TF 378

November 29, 2017 10:00 am
November 29, 2017 10:00 am

Clustering algorithms are widely used to extract knowledge from large amount of unlabeled data (such as, discovering subtypes of complex diseases to enable personalized treatments of patients). Clustering is a challenging problem because given the same data, samples can be grouped in multiple different perspectives (views). Which of these alternative groupings is useful depends on the application. Thus, incorporating domain expert input often improves clustering performance. In this dissertation, we explore various ways to incorporate expert input to guide clustering. First, domain experts often have an idea regarding properties that clustering solutions should have in order to be useful based on domain relevant scores. We propose a framework to jointly optimize the usefulness and quality of a clustering solution. Second, besides instance-level constraints, feature-level structures can also be utilized to improve clustering. We consider two types of feature-level structures: 1) decision rules on a small set of features to provide interpretable clusterings; and 2) a feature similarity matrix used to guide the embeddings for clustering. Third, instead of supervision from one expert, it is becoming more common for supervision to be available from multiple experts as data can be shared and processed by increasingly larger audiences. To address this new clustering paradigm, we make the following contributions: 1) Because experts are not oracles, their inputs are prone to errors as well. We build a probabilistic model to learn the shared latent clustering structure in the data by explicitly modeling the accuracy of each expert. 2) Since different experts might provide supervision with varying views in mind, we build a Bayesian probabilistic model for learning multiple latent clustering views from multiple experts. Besides demonstrating the superior performance of our proposed approaches on synthetic and benchmark data sets, we also applied them to discover subtypes of a complex lung disease, called chronic obstructive pulmonary disease (COPD), and obtained clinically meaningful results.
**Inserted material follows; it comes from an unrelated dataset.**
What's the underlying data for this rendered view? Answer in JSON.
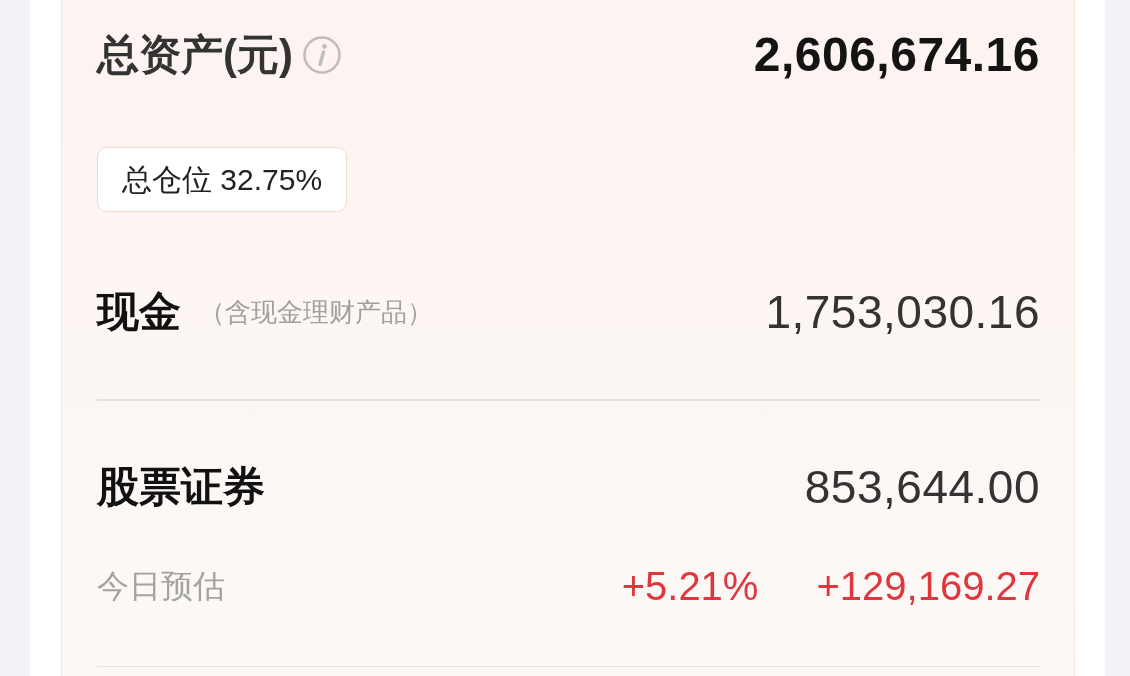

  • Professor Jennifer Dy (Advisor)
  • Professor Adam Ding
  • Professor Stratis Ioannidis
  • Dr. Peter J. Castaldi
  • Dr. Michael H. Cho
  • Dr. Edwin K. Silverman